By definition, \(\sqrt{4}\) is a positive number \(x\) that satisfies \(x^2 = 4.\) We know that \(2^2 = 4,\) so \(\sqrt{4}=2,\) which is an integer. All integers are rational numbers, so we can conclude that \(\sqrt{4}\in\mathbb{Q}.\) \(_\square\)

## The length of the longer side of an A4 paper is 29.7 cm. Is 29.7 rational?

We can represent 29.7 as an irreducible fraction of two integers: \[29.7 = \frac{297}{10}.\]

Therefore, 29.7 is rational. \(_\square\)

## The area of an equilateral triangle with side length 1 is \( \frac{\sqrt{3}}{4} .\) Is \( \frac{\sqrt{3}}{4} \) rational?

First, let's prove that the product of a nonzero rational number \(\frac{m}{n},\) where \(m\) and \(n\) are coprime integers, and an irrational number \(i\) cannot be rational. Assume that \(\frac{m}{n} i = \frac{p}{q} ,\) where \(p\) and \(q\) are coprime integers. Then, \[\begin{align} i =& \frac{n}{m}\cdot \frac{p}{q} \\ =& \frac{np}{mq} \\ =& \frac{s}{t} , \end{align}\] where \(s=\frac{np}{\gcd(np,mq)}\) and \(t=\frac{mq}{\gcd(np,mq)}.\) Now we have \(i\) as a fraction of two integers, which contradicts with the premise that \(i\) is irrational.

Therefore since \(\sqrt{3}\) is irrational, the fourth of \(\sqrt{3}\) is also irrational. \(_\square\)

## The circumference of a circle with radius 1 is \(2\pi.\) Is \(2\pi\) rational?

As we have proved above, the product of a nonzero rational number and an irrational number cannot be rational. \(\pi\) is known to be irrational. Hence twice \(\pi\) is also irrational. \(_\square\)

\((a)\) **Each** point on the real line corresponds to a **unique** real number.

\((b)\) There are **more** real numbers between any two consecutive integers than the whole set of Integers.

\((c)\) We can't talk about \((b)\) above, since we can't compare two infinities.

\((d)\) Every bounded interval is a finite set.

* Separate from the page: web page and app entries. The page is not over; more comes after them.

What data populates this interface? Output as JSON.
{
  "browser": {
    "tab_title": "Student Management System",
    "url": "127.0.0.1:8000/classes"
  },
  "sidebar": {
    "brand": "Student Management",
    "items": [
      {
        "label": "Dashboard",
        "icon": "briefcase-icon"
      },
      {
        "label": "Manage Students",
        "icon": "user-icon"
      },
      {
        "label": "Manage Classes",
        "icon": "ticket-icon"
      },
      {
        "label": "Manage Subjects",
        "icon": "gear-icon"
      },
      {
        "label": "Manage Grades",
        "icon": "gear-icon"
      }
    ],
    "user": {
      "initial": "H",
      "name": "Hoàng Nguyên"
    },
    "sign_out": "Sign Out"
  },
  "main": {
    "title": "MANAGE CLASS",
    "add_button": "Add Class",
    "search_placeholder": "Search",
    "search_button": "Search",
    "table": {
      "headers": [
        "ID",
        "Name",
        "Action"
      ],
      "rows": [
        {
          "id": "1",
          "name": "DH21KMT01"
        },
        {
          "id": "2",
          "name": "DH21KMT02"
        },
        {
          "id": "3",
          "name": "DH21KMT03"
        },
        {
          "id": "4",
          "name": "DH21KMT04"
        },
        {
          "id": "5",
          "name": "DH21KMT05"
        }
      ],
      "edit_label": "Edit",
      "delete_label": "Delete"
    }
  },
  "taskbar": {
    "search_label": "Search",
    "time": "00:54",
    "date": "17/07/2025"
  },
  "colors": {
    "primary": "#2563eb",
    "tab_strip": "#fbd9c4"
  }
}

\((e)\) Some bounded intervals are finite sets.

\((f)\) There are finite irrational numbers between any two given irrational numbers.